## [PROBLEM STATEMENT]
Report the number of lines in the data below where the string "但卖不好" shows up, and only that number.

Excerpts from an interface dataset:
......

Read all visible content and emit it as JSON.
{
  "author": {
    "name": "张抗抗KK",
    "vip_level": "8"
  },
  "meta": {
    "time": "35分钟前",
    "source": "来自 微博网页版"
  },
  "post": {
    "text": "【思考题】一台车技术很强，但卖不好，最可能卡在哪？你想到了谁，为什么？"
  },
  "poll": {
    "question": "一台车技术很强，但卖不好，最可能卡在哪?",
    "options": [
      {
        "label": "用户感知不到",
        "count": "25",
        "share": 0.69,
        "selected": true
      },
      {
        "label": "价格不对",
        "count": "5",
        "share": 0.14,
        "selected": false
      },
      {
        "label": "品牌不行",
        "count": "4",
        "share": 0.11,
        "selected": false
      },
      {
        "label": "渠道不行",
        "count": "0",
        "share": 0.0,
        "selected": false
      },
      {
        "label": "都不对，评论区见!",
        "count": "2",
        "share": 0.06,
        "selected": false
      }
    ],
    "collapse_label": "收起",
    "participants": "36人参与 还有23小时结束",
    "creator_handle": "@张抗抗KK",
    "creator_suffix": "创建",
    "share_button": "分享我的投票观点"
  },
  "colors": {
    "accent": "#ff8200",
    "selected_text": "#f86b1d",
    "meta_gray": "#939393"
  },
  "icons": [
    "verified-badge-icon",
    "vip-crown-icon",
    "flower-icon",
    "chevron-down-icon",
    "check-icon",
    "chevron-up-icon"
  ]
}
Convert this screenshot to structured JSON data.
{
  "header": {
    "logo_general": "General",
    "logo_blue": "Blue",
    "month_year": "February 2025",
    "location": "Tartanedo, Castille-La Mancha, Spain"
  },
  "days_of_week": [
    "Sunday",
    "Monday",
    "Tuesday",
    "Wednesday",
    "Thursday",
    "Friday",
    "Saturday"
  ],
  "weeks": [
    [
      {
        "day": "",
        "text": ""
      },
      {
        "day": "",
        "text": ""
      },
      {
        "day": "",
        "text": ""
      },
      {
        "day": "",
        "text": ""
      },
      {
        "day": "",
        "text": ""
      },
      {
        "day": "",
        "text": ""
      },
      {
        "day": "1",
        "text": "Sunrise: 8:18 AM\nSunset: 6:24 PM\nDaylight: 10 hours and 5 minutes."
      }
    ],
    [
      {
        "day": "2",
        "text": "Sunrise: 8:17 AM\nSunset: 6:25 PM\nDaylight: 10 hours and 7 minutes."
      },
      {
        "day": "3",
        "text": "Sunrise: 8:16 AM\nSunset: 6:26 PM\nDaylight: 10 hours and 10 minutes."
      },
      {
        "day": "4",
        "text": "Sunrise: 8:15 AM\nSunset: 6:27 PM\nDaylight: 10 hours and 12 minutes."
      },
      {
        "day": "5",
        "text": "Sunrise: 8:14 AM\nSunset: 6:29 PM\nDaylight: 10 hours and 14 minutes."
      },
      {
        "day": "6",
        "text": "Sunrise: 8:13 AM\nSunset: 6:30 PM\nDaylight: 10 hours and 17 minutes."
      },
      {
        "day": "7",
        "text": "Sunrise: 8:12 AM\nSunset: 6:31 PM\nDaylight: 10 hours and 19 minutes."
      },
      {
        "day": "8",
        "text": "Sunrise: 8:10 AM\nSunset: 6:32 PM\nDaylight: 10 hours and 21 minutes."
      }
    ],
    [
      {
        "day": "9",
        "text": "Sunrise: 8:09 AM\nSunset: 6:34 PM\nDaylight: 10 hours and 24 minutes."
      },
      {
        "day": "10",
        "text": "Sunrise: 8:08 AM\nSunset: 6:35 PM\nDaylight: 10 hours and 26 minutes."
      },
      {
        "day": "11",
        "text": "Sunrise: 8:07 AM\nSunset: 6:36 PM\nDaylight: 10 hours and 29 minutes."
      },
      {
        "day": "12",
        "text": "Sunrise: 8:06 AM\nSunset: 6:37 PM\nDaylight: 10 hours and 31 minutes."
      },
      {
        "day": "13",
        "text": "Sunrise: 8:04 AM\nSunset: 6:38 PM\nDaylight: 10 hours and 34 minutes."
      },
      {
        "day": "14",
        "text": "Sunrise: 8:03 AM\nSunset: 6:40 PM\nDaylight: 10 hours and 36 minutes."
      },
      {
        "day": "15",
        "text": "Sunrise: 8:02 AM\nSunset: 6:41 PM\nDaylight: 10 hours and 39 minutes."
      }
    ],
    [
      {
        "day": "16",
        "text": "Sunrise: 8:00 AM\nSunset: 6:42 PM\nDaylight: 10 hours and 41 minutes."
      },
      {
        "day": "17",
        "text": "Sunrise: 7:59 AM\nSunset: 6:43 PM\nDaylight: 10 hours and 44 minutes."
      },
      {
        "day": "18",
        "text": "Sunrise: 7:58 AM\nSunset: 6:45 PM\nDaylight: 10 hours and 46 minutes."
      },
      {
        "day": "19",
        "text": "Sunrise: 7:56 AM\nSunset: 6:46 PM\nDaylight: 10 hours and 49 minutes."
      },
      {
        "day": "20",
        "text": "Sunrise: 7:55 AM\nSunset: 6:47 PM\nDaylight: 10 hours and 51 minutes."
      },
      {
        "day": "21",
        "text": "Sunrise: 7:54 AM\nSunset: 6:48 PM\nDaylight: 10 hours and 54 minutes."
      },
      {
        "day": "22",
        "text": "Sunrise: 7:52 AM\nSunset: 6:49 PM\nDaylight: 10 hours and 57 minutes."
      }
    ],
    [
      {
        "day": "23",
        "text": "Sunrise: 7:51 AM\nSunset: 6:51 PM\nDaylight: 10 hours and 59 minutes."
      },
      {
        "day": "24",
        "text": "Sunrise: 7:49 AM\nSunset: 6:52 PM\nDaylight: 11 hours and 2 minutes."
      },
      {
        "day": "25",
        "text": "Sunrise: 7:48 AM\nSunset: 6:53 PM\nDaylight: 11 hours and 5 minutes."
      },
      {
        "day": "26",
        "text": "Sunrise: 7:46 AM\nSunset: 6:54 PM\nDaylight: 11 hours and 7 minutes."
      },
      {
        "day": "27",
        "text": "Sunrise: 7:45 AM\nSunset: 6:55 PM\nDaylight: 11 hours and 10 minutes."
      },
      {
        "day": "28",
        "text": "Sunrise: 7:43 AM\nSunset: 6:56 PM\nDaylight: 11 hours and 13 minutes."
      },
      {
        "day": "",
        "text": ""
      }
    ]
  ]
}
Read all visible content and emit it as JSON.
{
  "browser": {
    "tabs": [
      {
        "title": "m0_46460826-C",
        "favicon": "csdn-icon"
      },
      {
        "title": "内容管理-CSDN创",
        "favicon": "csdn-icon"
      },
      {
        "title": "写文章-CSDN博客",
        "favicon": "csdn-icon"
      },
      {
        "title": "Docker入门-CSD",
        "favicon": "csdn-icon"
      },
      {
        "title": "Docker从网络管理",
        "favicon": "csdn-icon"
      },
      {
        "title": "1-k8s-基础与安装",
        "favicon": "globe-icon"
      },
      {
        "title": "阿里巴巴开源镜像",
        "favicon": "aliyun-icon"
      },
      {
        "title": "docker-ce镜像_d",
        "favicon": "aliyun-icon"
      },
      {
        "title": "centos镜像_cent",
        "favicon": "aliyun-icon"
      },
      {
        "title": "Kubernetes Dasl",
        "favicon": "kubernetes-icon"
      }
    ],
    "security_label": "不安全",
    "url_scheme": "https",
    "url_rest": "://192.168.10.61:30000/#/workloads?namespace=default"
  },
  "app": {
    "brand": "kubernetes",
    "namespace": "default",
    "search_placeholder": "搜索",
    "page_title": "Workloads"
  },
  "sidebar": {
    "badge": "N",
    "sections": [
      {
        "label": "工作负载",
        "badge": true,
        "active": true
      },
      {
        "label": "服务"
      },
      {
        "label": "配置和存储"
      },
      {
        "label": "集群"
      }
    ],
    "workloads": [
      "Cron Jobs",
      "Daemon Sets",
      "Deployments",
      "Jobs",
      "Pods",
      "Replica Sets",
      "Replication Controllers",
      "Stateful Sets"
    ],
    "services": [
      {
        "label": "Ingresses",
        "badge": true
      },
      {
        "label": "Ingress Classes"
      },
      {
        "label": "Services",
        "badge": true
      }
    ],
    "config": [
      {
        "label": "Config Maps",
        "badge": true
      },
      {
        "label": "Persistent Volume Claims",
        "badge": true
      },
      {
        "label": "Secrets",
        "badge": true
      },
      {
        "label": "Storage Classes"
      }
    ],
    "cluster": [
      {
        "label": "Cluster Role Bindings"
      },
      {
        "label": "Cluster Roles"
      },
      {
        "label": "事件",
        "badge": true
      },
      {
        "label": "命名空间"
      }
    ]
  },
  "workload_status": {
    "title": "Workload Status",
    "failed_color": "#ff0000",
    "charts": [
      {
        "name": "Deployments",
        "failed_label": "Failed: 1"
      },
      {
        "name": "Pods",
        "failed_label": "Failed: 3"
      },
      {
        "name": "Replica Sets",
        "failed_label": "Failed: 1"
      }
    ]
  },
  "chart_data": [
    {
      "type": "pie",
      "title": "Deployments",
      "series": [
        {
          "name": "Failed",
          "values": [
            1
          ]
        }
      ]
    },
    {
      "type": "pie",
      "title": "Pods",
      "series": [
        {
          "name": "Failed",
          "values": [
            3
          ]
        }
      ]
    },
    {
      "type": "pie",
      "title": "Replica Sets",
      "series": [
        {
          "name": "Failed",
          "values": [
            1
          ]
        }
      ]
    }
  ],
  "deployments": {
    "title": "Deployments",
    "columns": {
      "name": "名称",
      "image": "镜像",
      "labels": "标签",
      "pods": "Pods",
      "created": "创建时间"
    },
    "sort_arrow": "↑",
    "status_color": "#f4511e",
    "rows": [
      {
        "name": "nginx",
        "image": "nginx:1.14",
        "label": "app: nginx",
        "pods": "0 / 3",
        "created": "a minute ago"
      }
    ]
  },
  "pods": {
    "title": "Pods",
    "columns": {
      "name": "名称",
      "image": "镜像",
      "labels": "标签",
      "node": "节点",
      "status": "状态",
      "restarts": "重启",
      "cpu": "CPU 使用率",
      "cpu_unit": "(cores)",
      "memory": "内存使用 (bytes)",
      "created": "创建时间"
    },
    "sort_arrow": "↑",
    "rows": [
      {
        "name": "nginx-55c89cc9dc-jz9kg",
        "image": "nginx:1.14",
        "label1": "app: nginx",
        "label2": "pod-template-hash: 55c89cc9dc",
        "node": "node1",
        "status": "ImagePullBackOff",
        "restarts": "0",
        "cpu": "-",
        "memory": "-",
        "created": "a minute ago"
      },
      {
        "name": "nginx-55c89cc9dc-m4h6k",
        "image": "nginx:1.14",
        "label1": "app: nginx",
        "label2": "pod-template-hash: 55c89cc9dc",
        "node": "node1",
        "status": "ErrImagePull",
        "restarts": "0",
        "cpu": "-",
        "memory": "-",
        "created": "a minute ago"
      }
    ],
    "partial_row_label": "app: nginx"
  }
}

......

## [ANSWER SPACE]
2